(Stored items)
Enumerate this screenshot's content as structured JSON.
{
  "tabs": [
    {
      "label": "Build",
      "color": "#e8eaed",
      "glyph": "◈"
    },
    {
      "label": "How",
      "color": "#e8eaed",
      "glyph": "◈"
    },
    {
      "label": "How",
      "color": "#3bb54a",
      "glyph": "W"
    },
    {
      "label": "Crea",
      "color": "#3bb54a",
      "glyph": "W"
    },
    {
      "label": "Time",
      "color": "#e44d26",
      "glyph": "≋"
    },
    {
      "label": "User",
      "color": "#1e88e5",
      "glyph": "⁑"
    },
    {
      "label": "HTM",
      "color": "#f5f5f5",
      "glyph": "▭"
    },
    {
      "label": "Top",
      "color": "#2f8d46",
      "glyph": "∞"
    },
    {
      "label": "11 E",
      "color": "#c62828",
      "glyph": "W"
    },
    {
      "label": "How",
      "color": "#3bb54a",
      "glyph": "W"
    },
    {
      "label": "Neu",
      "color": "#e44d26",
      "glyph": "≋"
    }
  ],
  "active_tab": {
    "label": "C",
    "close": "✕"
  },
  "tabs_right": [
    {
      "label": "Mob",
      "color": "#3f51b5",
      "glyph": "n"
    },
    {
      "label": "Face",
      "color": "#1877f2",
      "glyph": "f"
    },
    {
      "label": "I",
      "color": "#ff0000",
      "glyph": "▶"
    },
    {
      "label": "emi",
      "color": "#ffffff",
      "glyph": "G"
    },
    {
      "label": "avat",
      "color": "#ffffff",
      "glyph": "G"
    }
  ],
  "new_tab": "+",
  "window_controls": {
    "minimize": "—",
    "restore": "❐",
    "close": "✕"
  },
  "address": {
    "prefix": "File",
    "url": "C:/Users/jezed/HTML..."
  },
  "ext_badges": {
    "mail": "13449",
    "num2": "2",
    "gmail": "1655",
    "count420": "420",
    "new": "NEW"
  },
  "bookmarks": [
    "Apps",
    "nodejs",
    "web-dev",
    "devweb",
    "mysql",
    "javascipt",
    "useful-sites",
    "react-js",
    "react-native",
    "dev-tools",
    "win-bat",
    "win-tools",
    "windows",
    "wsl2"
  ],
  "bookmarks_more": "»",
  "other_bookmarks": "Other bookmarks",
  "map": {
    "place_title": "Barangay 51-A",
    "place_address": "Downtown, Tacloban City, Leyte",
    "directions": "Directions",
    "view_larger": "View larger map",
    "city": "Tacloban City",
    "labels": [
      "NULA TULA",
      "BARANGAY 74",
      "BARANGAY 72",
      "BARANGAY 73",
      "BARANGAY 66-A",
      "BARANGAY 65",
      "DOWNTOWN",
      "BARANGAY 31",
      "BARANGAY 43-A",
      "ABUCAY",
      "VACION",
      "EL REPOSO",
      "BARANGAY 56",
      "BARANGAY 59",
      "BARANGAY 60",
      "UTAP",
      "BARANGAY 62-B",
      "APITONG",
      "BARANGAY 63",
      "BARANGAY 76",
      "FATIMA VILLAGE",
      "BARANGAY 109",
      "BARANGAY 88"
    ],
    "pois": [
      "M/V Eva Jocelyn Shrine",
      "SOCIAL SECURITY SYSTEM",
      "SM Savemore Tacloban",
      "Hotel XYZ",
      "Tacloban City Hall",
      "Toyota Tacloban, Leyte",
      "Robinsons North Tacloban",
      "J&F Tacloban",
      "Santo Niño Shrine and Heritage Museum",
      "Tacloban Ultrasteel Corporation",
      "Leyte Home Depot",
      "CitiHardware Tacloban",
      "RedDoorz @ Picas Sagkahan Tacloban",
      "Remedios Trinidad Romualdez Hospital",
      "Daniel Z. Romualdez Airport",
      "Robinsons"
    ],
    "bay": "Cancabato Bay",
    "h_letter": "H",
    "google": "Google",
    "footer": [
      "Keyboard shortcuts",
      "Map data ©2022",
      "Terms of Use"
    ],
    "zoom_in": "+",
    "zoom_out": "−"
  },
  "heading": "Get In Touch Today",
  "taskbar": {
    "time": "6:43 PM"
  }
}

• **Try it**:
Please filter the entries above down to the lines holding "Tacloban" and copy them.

• **Solution for this exercise**:
    "place_address": "Downtown, Tacloban City, Leyte",
    "city": "Tacloban City",
      "SM Savemore Tacloban",
      "Tacloban City Hall",
      "Toyota Tacloban, Leyte",
      "Robinsons North Tacloban",
      "J&F Tacloban",
      "Tacloban Ultrasteel Corporation",
      "CitiHardware Tacloban",
      "RedDoorz @ Picas Sagkahan Tacloban",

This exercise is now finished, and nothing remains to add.